Whenever the awarding of a major sports event results in a large infrastructure project, allegations of human rights abuses seem to surface. During the early stages of its preparations to hosts the FIFA World Cup, Qatar was dogged by claims that migrant workers were living in appalling conditions, having their salaries delayed or not paid at all (an allegation backed up by a damning Amnesty International report in 2016).
A large-scale labour reform process adopted since has improved the situation, but there’s a recognition that keeping tabs on human rights during the whole event preparation process, throughout the whole supply chain, is incredibly challenging for sports organisations and organising committees.
Understanding the state of play, the Institute for Human Rights and Business (IHRB) established the Centre for Sport and Human Rights. And last week, during the organisation’s Sporting Chance Forum in Paris, it unveiled former US football international Mary Harvey as its inaugural chief executive.
Who is Mary Harvey?
Credited for devising and putting together the human rights strategy for the successful United 2026 bid (the US, Canada and Mexico’s bid to host the FIFA World Cup), Harvey appears to be the natural choice for the Centre for Sport and Human Rights.
The United 2026 strategy is based on United Nations Guiding Principles on Business and Human Rights, and was lauded for its detailed scale and scope. It commits the organising committee to obligations related to equality of opportunity and inclusivity, child safeguarding, freedom of expression, labour rights, land and housing rights, international travel and movement, privacy rights, and security.
Prior to developing the strategy, Harvey commissioned an independent investigation to identify gaps in human rights protections in the US, Mexico and Canada (see below).
And over the next two years, United 2026 will use a Candidate Host City scorecard – developed with the support of FIFA – to assess the human rights performance of all 23 host cities contenders before whittling the number down to a final 16.
Once the tournament concludes, the consequences of this strategy will be published in a Human Rights Report and will continue through human rights activities in host cities (see below). If all goes to plan, the strategy will leave a significant legacy in the host cities and will be the benchmark for sports events going forward.
Talking at a conference in May, Harvey told delegates about the United 2026 project, explaining her collaborative approach and discussing what sports event legacy looks like in the context of human rights.
“What was illuminating for me was inviting stakeholders who represent different areas of society, particularly those who are most vulnerable, and talking to them,” she said. “What does legacy look like for them? Not us, but for them. The people who are going to be living in the cities afterwards. And then I walked back from there.”
Anyone who has followed Harvey’s career will not be surprised by her significant contribution to the United 2026 success and subsequent appointment by the Centre of Sport and Human Rights. Ever since retiring from football in 1996 (winning the World Cup in 1991), the former goalkeeper has been an influential figure in the sport she loves.
During a five-year period she was the director of FIFA’s development division before taking the chief operating officer role of Women’s Professional Soccer in the US.
Most recently, Harvey has been overseeing the Green Sports Alliance, a professional body for sports organisations trying to make a positive environmental impact, as interim chief executive, although she has been on the board for more the five years.
What’s on her ‘to-do’ list?
Taking up the reins next month, Harvey will have a reasonably blank canvas to work with considering the Centre for Sport and Human Rights is only six months old.
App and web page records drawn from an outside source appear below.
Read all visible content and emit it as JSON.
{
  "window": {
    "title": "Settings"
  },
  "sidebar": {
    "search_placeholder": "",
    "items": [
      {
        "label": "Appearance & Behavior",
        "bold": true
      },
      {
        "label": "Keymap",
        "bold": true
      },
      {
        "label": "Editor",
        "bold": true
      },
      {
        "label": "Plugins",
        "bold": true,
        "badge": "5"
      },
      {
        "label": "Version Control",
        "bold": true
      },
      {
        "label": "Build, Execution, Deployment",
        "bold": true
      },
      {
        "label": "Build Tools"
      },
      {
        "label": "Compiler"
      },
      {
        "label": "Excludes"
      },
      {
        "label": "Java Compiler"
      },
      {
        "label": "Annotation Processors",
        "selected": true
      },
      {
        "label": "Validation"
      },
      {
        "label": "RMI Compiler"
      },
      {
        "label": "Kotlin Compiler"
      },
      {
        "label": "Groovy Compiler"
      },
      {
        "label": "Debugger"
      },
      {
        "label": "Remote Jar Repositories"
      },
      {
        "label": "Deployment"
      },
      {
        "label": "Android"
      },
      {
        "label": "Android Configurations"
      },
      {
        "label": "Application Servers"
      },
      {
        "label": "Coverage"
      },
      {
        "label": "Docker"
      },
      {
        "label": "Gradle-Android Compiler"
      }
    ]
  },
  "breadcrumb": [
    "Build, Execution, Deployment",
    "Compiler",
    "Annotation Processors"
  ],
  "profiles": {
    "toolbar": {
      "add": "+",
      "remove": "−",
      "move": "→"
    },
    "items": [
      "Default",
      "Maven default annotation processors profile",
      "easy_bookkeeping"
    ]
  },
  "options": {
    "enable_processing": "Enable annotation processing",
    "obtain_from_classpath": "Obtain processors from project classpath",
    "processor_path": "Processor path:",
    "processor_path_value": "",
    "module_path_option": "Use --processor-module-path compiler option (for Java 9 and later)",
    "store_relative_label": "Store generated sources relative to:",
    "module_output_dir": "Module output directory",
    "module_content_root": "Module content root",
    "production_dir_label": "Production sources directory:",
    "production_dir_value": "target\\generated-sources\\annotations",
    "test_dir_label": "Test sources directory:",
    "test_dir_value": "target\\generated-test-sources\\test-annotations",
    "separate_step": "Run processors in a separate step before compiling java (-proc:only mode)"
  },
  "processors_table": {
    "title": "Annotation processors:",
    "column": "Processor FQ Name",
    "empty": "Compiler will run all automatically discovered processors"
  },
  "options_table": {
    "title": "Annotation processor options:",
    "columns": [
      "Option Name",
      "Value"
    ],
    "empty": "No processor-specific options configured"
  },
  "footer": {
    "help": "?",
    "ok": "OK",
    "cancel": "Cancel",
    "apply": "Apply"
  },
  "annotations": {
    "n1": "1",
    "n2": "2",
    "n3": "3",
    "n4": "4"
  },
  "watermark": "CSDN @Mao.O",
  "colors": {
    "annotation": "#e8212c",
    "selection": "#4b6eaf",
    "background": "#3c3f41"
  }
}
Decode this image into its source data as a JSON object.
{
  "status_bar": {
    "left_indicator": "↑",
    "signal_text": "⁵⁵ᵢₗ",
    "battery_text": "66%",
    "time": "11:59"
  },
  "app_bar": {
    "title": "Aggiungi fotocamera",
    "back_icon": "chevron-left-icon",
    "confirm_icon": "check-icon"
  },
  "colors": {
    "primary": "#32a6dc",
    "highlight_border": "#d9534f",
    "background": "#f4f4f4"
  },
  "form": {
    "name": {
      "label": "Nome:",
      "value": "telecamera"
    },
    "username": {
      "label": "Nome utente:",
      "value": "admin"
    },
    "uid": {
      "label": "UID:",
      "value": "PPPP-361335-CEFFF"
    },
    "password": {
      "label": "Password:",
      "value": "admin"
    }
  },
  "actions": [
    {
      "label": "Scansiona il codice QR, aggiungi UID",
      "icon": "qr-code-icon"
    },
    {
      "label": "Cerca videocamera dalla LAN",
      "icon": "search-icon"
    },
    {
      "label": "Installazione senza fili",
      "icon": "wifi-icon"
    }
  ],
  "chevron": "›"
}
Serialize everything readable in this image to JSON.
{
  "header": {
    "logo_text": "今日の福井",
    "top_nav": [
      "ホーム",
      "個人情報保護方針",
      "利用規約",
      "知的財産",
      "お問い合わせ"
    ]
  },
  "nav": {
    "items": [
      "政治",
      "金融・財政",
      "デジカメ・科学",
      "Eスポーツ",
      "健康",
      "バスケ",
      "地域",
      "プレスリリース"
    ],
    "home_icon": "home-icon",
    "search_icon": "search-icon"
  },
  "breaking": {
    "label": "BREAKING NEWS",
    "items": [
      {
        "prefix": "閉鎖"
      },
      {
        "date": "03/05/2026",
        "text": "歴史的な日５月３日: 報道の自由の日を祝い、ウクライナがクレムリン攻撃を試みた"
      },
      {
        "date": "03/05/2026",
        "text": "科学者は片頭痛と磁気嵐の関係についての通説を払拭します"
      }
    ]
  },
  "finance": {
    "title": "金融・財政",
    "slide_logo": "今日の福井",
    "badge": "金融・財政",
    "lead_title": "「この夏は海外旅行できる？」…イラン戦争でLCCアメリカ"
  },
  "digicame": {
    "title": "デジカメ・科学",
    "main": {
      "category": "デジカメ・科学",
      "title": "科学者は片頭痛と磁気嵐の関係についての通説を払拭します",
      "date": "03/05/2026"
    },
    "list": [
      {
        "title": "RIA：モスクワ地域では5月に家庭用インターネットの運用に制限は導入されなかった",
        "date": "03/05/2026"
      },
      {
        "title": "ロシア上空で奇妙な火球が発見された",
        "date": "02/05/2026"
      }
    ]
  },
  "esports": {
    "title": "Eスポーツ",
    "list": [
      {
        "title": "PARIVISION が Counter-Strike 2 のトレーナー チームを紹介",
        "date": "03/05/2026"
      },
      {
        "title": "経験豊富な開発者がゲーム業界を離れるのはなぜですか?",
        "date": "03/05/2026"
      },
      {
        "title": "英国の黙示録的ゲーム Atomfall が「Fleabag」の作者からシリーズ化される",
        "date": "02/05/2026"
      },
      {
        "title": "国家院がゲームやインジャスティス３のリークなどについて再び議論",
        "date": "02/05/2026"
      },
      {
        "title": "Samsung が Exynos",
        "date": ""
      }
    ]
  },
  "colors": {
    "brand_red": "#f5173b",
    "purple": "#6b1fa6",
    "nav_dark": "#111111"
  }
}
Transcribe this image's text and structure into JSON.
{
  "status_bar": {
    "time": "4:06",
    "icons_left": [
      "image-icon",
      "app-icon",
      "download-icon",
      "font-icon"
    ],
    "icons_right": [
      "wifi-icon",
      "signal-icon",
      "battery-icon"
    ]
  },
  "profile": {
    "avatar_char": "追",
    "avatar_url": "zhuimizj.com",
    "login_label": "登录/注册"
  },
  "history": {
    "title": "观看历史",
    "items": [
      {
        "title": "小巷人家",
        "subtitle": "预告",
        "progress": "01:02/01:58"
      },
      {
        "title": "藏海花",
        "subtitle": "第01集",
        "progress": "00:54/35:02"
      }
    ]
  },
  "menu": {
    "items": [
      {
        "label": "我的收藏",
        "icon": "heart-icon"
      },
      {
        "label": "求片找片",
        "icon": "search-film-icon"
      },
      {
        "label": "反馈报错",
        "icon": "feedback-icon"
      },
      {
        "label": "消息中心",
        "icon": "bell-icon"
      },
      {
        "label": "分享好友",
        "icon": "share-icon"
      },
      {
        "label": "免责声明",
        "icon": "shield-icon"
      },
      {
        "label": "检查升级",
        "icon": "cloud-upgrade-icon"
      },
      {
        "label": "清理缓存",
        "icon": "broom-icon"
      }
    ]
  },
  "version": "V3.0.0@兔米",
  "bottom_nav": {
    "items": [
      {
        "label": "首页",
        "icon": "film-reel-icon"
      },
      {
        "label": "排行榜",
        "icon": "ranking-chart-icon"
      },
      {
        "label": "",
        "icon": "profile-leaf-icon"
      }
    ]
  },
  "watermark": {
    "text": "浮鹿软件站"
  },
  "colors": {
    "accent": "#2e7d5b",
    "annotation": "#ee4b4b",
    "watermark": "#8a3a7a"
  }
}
Although she’ll have the opportunity to shape the strategy and culture of the organisation, it does have a precise remit: to harness the resources and influence of major sports organisations to become “a uniting force for good in society”.
Indeed, while the centre is newly-established, the IHRB has been involved in sport and human rights since the 2012 Olympic Games in London when it supported the Games’ Sustainability Commission. The institute has since published several whitepapers on sport and human rights for sports governing bodies, host cities/nations, sponsors and broadcasters, and affected groups.
A framework for the Centre for Sport and Human Rights has been developed to articulate its scope of work, which can be broken down into three parts: sharing knowledge (though dialogues and resources), building capacity (with training and workshops) and increasing accountability.
The latter point will be crucial if the organisation is really to make a difference. Harvey built accountability into the United 2026 strategy by implementing the scorecard system for potential host cities. If that can be replicated and expanded, so that human rights offences are properly dealt with and that victims have access to appropriate reporting and grievance channels, the Centre for Sport and Human Rights (and its 40 advisory council members – see below) could catalyse significant change.